The 2008 Mercury Mountaineer offers three rows of seating and a relatively plush interior, though as with most other SUVs, that third-row seat is a little tight for adults.
The Mountaineer’s basics give drivers some flexibility with people and cargo. Automotive.com reports that the "2008 Mercury Mountaineer offers three interior layouts: five-passenger, six-passenger or seven-passenger," along with "multi-adjustable front seats make for comfortable commutes." Cars.com says that "second-row seats can be ordered as either a bench or bucket seats," and Mercury Mountaineer 2008 Premier models "have reclining seatbacks." ConsumerGuide "plenty of room on comfortable seats...three adults can squeeze across in the roomy 2nd row," while amazingly, "third-row headroom is expansive, and legroom is surprisingly good." On the other hand, Kelley Blue Book that "the third row is narrow and low to the floor, making long trips uncomfortable for adults"--which is the usual case for SUVs.
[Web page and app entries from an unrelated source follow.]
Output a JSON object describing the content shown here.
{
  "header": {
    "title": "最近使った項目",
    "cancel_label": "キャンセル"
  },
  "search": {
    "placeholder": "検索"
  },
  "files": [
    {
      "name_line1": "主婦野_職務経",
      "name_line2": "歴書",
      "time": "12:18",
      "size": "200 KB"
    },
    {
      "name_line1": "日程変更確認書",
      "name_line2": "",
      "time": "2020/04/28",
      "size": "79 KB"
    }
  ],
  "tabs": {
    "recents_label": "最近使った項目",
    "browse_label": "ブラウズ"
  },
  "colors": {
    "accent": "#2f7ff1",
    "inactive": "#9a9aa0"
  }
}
Mercury Mountaineer storage space is decent, according to Automotive.com, who reports that a "second- and third-row seats fold down to reveal a useful rear cargo area." ConsumerGuide says that the Mercury Mountaineer 2008's rear "separate-opening hatch glass is handy, but the hatch itself is weighty to open or close...second- and 3rd-row seats fold nearly flat for ample cargo room." However, "aside from a large console box, interior storage is meager."
Opinions on cabin materials are fairly consistent from what we've seen at TheCarConnection.com. The interior Mercury Mountaineer materials "are generally nice, though there are some plastics that smack of cost-cutting," according to Automotive.com, which adds that "front door handles and door pulls are strangely placed and are at first awkward to use." ConsumerGuide is less than complimentary, saying that Mercury Mountaineer 2008 interior materials are "mostly solid-feeling...many surfaces are hard plastic, however, which we deem inappropriate given Mountaineer's upscale intentions."